Work order: Word for word, restate every entry that follows.

------------

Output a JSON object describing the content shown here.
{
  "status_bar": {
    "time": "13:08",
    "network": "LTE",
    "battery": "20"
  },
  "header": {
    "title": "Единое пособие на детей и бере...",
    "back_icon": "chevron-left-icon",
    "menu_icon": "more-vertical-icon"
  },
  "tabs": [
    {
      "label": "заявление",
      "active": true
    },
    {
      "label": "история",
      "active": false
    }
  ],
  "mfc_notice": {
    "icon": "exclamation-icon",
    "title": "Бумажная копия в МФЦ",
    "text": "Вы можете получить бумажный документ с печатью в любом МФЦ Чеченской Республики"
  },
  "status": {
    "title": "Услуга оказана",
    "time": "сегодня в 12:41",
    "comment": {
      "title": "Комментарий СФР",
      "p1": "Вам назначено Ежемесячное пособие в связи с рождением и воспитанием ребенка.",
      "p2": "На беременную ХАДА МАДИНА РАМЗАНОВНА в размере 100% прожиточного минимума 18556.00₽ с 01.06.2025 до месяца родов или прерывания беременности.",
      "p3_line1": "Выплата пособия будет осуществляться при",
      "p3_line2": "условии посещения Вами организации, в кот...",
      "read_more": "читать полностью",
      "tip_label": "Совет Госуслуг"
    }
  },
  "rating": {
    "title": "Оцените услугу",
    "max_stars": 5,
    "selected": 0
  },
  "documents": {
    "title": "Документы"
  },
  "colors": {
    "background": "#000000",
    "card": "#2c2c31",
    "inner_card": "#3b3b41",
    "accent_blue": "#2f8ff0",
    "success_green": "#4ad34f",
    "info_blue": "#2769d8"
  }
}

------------

Problem solution:
Output a JSON object describing the content shown here.
{
  "status_bar": {
    "time": "13:08",
    "network": "LTE",
    "battery": "20"
  },
  "header": {
    "title": "Единое пособие на детей и бере...",
    "back_icon": "chevron-left-icon",
    "menu_icon": "more-vertical-icon"
  },
  "tabs": [
    {
      "label": "заявление",
      "active": true
    },
    {
      "label": "история",
      "active": false
    }
  ],
  "mfc_notice": {
    "icon": "exclamation-icon",
    "title": "Бумажная копия в МФЦ",
    "text": "Вы можете получить бумажный документ с печатью в любом МФЦ Чеченской Республики"
  },
  "status": {
    "title": "Услуга оказана",
    "time": "сегодня в 12:41",
    "comment": {
      "title": "Комментарий СФР",
      "p1": "Вам назначено Ежемесячное пособие в связи с рождением и воспитанием ребенка.",
      "p2": "На беременную ХАДА МАДИНА РАМЗАНОВНА в размере 100% прожиточного минимума 18556.00₽ с 01.06.2025 до месяца родов или прерывания беременности.",
      "p3_line1": "Выплата пособия будет осуществляться при",
      "p3_line2": "условии посещения Вами организации, в кот...",
      "read_more": "читать полностью",
      "tip_label": "Совет Госуслуг"
    }
  },
  "rating": {
    "title": "Оцените услугу",
    "max_stars": 5,
    "selected": 0
  },
  "documents": {
    "title": "Документы"
  },
  "colors": {
    "background": "#000000",
    "card": "#2c2c31",
    "inner_card": "#3b3b41",
    "accent_blue": "#2f8ff0",
    "success_green": "#4ad34f",
    "info_blue": "#2769d8"
  }
}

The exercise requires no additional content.